=== DATASET EXTRACT ===

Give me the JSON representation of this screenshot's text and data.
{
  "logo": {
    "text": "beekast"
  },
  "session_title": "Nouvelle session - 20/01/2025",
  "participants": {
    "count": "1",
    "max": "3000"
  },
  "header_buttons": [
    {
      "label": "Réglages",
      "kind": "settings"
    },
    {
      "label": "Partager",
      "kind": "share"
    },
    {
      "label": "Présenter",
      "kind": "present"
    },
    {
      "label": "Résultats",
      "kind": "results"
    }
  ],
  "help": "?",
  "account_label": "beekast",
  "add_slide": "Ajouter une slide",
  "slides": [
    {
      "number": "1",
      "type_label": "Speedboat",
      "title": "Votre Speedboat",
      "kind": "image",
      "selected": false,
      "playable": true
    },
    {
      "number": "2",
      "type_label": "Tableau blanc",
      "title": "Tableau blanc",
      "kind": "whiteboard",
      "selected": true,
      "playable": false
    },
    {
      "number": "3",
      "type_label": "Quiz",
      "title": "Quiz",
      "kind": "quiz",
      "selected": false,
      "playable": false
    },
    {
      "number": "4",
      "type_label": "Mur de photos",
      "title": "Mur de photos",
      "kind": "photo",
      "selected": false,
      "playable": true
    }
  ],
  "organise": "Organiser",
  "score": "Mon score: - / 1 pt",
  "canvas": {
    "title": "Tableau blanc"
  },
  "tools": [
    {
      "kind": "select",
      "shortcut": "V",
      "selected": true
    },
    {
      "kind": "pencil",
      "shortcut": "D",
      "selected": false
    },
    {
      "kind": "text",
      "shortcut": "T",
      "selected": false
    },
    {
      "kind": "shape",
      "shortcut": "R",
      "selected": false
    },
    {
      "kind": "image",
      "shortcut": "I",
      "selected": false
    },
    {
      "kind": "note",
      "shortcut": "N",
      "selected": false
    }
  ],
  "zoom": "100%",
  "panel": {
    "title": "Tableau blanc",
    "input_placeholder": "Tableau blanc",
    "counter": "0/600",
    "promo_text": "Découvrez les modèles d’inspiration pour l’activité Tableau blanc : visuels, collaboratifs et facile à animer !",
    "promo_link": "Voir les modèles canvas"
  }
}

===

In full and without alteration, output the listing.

• WRITTEN SOLUTION:
Give me the JSON representation of this screenshot's text and data.
{
  "logo": {
    "text": "beekast"
  },
  "session_title": "Nouvelle session - 20/01/2025",
  "participants": {
    "count": "1",
    "max": "3000"
  },
  "header_buttons": [
    {
      "label": "Réglages",
      "kind": "settings"
    },
    {
      "label": "Partager",
      "kind": "share"
    },
    {
      "label": "Présenter",
      "kind": "present"
    },
    {
      "label": "Résultats",
      "kind": "results"
    }
  ],
  "help": "?",
  "account_label": "beekast",
  "add_slide": "Ajouter une slide",
  "slides": [
    {
      "number": "1",
      "type_label": "Speedboat",
      "title": "Votre Speedboat",
      "kind": "image",
      "selected": false,
      "playable": true
    },
    {
      "number": "2",
      "type_label": "Tableau blanc",
      "title": "Tableau blanc",
      "kind": "whiteboard",
      "selected": true,
      "playable": false
    },
    {
      "number": "3",
      "type_label": "Quiz",
      "title": "Quiz",
      "kind": "quiz",
      "selected": false,
      "playable": false
    },
    {
      "number": "4",
      "type_label": "Mur de photos",
      "title": "Mur de photos",
      "kind": "photo",
      "selected": false,
      "playable": true
    }
  ],
  "organise": "Organiser",
  "score": "Mon score: - / 1 pt",
  "canvas": {
    "title": "Tableau blanc"
  },
  "tools": [
    {
      "kind": "select",
      "shortcut": "V",
      "selected": true
    },
    {
      "kind": "pencil",
      "shortcut": "D",
      "selected": false
    },
    {
      "kind": "text",
      "shortcut": "T",
      "selected": false
    },
    {
      "kind": "shape",
      "shortcut": "R",
      "selected": false
    },
    {
      "kind": "image",
      "shortcut": "I",
      "selected": false
    },
    {
      "kind": "note",
      "shortcut": "N",
      "selected": false
    }
  ],
  "zoom": "100%",
  "panel": {
    "title": "Tableau blanc",
    "input_placeholder": "Tableau blanc",
    "counter": "0/600",
    "promo_text": "Découvrez les modèles d’inspiration pour l’activité Tableau blanc : visuels, collaboratifs et facile à animer !",
    "promo_link": "Voir les modèles canvas"
  }
}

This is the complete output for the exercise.